Joe Page, an American professional baseball player, was primarily known for his role as a relief pitcher during his career in Major League Baseball (MLB). Born on October 28, 1917, in Cherry Valley, Pennsylvania, Page made his MLB debut with the New York Yankees on April 19, 1944. His career spanned over a decade, during which he established himself as one of the premier relief pitchers of his era.

Page's tenure with the Yankees was marked by significant achievements and contributions to the team's success. He played a pivotal role in the Yankees' World Series championships in 1947, 1949, and 1950. Notably, in the 1947 World Series, Page appeared in three games, securing two wins and a save, which underscored his importance to the team's bullpen.

Throughout his career, Joe Page was recognized for his powerful left-handed pitching, which included a formidable fastball. His pitching style was characterized by his ability to strike out batters and maintain control in high-pressure situations, making him a reliable option for the Yankees in late innings.

Page's performance peaked during the late 1940s. In 1947, he had an outstanding season, leading the American League (AL) in saves with 17, a remarkable achievement that highlighted his dominance as a reliever. His contributions were further acknowledged when he finished third in the Most Valuable Player (MVP) voting for the AL that year, an unusual feat for a relief pitcher at the time.

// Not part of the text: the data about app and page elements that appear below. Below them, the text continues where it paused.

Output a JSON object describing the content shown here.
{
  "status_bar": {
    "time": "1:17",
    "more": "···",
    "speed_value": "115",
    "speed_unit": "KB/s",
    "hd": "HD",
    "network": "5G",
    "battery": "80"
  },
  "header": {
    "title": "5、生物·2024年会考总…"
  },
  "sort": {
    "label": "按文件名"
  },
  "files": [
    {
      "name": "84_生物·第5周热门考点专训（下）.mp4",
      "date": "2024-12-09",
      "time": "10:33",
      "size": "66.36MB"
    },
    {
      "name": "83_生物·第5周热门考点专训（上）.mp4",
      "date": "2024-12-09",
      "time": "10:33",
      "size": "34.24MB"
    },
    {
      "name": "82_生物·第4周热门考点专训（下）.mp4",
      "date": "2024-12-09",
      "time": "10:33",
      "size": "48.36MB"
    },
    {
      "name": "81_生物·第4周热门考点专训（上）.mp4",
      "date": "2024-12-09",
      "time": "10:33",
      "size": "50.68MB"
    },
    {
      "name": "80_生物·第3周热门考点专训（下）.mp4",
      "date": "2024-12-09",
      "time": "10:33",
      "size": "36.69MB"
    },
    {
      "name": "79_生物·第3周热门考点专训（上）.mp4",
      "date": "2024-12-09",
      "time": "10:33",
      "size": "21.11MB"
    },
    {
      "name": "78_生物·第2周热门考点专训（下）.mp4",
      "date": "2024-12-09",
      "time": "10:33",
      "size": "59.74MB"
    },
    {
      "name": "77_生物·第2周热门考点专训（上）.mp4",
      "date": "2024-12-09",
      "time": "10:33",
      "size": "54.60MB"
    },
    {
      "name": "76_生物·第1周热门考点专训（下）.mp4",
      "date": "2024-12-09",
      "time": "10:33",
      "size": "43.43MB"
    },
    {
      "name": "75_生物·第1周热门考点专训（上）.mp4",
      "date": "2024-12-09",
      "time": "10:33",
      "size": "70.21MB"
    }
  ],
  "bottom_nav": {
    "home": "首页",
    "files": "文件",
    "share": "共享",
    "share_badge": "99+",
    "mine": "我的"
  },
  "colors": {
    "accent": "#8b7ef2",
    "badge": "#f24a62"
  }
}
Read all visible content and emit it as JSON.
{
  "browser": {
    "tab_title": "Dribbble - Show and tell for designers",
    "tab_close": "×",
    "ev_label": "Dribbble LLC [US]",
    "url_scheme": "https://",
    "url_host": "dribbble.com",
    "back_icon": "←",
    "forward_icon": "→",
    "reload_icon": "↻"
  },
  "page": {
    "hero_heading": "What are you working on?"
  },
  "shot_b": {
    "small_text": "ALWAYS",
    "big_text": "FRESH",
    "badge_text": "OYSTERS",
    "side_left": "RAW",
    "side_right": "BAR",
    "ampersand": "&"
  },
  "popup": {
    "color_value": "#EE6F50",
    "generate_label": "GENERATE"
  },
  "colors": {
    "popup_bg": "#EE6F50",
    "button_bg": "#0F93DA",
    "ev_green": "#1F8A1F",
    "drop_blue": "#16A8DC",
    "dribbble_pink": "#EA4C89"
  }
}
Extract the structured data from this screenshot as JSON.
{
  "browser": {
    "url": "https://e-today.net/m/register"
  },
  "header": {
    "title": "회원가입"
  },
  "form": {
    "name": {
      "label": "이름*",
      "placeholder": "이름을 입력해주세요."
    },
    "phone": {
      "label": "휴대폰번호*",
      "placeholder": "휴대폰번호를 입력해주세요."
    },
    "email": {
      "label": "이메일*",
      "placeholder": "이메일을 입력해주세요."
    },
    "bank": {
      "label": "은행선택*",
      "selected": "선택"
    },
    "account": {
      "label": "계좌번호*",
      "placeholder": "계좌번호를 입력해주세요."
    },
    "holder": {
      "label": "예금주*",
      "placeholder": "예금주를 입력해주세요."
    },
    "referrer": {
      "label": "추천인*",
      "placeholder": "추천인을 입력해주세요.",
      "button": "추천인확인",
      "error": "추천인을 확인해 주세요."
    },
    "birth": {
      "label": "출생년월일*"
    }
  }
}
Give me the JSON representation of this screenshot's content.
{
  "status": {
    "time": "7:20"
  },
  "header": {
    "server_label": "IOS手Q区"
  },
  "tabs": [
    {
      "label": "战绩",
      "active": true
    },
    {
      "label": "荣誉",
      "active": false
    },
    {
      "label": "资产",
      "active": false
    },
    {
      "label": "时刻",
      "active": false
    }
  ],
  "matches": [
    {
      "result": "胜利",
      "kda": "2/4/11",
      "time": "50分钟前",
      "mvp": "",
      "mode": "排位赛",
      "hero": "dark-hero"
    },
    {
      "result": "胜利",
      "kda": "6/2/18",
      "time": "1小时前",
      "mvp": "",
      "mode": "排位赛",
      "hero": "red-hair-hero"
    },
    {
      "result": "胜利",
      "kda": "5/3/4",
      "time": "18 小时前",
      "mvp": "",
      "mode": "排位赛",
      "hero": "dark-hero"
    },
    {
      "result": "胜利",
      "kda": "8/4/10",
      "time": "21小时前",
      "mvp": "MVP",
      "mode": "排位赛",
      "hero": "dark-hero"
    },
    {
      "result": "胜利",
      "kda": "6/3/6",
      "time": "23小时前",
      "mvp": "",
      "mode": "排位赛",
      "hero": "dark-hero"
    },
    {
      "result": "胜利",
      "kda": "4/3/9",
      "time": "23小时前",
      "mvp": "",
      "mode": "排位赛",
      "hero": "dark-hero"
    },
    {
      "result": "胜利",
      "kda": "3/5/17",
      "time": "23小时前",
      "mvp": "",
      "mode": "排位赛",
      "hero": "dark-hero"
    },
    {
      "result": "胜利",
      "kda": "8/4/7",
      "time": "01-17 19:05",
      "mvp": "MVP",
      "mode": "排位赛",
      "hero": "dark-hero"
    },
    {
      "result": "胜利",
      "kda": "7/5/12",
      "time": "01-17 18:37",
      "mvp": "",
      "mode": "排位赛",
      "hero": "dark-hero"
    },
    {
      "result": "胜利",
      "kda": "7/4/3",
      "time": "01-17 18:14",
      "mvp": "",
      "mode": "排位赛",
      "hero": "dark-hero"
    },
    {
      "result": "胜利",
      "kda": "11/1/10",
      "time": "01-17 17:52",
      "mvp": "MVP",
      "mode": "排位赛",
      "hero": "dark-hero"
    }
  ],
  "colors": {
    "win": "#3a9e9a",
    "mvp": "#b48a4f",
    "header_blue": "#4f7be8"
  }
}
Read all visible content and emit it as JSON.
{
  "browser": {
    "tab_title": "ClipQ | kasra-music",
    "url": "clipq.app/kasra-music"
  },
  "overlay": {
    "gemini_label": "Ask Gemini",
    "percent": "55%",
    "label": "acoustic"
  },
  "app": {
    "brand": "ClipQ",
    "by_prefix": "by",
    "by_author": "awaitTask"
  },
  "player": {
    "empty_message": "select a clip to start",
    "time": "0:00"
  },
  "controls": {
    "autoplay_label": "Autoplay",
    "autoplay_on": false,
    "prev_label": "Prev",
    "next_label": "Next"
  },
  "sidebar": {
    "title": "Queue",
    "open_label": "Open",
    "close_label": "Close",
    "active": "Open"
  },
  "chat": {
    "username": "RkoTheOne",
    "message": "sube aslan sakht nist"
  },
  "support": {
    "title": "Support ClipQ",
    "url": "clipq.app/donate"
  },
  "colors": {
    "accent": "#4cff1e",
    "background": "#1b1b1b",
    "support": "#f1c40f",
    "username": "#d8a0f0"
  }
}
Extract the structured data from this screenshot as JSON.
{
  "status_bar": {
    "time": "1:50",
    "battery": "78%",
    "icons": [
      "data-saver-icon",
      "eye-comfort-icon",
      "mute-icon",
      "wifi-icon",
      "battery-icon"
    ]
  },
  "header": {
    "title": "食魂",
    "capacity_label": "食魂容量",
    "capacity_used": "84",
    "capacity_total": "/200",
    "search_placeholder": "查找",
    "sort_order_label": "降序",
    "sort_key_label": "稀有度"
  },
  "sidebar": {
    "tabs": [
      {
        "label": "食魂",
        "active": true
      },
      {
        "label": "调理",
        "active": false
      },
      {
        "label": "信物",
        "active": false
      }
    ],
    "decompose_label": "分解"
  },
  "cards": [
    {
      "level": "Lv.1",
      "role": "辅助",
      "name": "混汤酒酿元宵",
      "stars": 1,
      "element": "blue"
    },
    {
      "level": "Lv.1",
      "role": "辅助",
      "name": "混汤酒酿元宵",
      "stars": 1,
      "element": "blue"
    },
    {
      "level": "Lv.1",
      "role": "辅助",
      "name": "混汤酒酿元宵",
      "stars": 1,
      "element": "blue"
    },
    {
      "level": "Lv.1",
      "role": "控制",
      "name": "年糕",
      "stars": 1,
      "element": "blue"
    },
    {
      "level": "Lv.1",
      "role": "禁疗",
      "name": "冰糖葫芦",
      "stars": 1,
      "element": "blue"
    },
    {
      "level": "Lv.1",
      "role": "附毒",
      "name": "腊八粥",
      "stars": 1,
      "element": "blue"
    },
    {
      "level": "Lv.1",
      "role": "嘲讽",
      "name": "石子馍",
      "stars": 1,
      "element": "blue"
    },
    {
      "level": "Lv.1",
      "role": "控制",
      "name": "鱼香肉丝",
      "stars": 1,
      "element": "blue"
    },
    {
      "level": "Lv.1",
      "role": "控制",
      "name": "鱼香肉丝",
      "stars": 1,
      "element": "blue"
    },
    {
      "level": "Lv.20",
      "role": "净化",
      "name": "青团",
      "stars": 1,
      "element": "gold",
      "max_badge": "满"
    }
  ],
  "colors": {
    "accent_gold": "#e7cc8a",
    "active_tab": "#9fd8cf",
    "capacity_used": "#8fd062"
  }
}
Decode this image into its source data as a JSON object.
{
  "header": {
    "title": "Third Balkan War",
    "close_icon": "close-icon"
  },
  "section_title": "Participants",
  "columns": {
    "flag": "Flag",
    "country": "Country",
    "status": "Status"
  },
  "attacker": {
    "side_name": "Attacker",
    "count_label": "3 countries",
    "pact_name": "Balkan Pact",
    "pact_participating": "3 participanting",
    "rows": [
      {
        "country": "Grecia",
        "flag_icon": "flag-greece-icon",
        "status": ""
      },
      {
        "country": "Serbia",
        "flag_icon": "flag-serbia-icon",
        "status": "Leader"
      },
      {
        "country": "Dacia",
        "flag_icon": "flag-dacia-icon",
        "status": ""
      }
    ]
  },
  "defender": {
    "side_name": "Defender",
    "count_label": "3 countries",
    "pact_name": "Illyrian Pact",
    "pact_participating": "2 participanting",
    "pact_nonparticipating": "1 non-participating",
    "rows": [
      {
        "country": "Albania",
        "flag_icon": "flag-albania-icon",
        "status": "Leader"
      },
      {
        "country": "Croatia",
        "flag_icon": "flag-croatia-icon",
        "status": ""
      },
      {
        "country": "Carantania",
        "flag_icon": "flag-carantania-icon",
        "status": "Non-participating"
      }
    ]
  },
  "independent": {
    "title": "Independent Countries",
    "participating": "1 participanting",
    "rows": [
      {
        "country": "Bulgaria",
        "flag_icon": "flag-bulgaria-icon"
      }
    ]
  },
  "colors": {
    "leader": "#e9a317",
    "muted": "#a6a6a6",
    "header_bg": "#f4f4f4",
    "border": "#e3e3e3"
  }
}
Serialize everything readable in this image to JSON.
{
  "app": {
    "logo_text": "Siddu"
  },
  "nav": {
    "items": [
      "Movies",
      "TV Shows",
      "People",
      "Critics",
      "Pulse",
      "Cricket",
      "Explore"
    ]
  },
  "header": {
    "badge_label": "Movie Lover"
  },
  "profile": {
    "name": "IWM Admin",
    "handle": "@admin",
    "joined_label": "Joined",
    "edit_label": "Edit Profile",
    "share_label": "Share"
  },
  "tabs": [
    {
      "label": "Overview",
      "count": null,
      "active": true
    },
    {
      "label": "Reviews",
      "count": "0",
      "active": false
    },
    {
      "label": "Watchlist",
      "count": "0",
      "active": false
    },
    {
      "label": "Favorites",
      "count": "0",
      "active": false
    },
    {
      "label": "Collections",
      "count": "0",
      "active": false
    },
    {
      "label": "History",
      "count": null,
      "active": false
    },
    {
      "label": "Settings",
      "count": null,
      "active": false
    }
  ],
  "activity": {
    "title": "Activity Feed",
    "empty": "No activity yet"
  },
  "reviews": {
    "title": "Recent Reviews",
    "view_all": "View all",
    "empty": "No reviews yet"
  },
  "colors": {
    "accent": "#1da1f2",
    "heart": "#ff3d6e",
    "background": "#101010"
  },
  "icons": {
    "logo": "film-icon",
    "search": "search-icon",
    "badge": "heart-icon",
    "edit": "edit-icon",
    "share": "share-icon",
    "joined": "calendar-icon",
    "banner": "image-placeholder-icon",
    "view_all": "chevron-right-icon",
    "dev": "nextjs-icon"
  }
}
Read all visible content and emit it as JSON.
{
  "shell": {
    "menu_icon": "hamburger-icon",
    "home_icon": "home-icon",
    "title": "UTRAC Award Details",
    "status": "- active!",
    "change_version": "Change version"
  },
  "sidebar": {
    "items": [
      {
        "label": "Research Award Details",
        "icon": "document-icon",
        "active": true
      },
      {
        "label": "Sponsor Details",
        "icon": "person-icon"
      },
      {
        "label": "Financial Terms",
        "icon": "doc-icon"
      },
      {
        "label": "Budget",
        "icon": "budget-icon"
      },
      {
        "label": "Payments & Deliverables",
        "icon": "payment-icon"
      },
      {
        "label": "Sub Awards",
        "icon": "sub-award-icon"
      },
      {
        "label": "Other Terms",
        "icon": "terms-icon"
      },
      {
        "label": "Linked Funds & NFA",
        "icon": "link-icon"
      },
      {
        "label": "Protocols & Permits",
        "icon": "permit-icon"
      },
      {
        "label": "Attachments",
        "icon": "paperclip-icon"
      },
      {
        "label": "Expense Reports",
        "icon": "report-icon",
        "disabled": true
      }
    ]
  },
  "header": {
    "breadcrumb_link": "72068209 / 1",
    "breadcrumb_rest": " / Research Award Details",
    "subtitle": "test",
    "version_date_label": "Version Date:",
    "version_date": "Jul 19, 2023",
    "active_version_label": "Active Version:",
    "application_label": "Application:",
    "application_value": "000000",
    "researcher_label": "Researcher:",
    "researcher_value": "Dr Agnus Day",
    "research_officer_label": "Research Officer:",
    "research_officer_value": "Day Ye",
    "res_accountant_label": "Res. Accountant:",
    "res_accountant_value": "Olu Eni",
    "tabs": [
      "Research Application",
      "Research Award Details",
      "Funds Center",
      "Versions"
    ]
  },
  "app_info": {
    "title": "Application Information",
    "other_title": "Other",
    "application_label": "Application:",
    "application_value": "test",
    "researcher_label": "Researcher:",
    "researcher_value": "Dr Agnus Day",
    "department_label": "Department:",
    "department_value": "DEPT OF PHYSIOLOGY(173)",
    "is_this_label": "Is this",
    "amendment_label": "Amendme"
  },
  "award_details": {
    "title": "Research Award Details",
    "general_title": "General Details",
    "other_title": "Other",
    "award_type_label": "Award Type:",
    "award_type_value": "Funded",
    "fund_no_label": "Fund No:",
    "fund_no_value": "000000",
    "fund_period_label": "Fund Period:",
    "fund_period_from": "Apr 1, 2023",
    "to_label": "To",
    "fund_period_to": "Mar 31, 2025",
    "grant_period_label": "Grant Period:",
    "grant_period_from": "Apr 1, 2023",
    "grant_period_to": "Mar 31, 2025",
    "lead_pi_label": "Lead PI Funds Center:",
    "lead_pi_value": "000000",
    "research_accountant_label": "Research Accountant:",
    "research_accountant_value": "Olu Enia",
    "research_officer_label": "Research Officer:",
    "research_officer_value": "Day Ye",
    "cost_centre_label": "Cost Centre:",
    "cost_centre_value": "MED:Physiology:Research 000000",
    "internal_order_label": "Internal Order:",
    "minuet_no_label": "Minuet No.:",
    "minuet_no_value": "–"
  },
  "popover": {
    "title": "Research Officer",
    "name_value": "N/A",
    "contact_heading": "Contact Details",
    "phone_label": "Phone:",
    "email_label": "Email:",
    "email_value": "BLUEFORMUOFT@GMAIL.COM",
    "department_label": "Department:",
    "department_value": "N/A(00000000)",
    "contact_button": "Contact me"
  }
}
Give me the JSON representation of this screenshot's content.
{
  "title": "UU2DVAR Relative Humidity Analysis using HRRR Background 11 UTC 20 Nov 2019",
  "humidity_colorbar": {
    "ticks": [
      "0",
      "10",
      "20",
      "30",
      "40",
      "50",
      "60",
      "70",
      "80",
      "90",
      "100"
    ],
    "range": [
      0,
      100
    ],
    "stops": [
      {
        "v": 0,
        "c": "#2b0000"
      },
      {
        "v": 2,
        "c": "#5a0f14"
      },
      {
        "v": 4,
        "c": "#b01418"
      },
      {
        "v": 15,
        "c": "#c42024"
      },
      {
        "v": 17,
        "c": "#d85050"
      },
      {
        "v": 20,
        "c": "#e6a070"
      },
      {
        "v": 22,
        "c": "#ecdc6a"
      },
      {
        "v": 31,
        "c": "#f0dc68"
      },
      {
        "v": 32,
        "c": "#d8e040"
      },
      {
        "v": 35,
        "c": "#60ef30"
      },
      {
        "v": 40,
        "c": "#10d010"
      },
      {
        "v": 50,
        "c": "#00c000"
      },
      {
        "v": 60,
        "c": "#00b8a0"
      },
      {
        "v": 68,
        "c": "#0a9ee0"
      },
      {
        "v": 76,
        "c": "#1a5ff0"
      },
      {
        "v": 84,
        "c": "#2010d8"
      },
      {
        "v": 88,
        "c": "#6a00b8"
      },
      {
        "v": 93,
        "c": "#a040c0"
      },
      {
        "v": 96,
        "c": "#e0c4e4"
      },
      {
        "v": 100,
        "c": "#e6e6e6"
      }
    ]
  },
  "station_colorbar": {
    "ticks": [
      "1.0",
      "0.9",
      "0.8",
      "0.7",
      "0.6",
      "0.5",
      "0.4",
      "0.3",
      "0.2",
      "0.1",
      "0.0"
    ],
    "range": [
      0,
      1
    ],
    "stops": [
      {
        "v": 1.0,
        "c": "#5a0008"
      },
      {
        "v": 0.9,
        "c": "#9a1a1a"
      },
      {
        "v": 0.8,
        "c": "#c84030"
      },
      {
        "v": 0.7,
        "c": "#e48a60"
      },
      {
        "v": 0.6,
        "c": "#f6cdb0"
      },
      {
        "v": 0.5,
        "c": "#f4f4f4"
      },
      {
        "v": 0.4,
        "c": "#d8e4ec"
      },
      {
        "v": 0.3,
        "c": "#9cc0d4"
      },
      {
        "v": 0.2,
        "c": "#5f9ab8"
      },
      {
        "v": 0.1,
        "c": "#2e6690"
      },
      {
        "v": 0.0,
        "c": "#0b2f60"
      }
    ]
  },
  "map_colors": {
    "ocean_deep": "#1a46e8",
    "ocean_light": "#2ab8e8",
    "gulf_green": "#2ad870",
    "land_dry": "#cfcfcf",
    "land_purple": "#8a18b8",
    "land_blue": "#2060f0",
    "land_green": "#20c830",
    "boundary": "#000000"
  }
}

Over the course of his career with the Yankees, Page compiled impressive statistics that reflected his effectiveness on the mound. He recorded a total of 76 wins, 57 losses, and 76 saves, with an earned run average (ERA) of 3.53. Additionally, he struck out 519 batters over 790 innings pitched, demonstrating his ability to overpower hitters.

Despite his success, Page's career was not without challenges. His performance began to decline in the early 1950s, leading to his release from the Yankees in 1950. He attempted to continue his career with brief stints in the minor leagues and with the Pittsburgh Pirates in 1954, but he was unable to recapture the success he had experienced with the Yankees. Page retired from professional baseball following the 1954 season.

Joe Page's contributions to baseball, particularly during his time with the New York Yankees, left a lasting impact on the game. He was a pioneer for the role of the relief pitcher, setting a standard for future generations. His achievements were recognized posthumously when he was inducted into the Pennsylvania Sports Hall of Fame, cementing his legacy as one of the sport's notable figures. Joe Page passed away on April 21, 1980, in Latrobe, Pennsylvania, but his legacy in the world of baseball endures.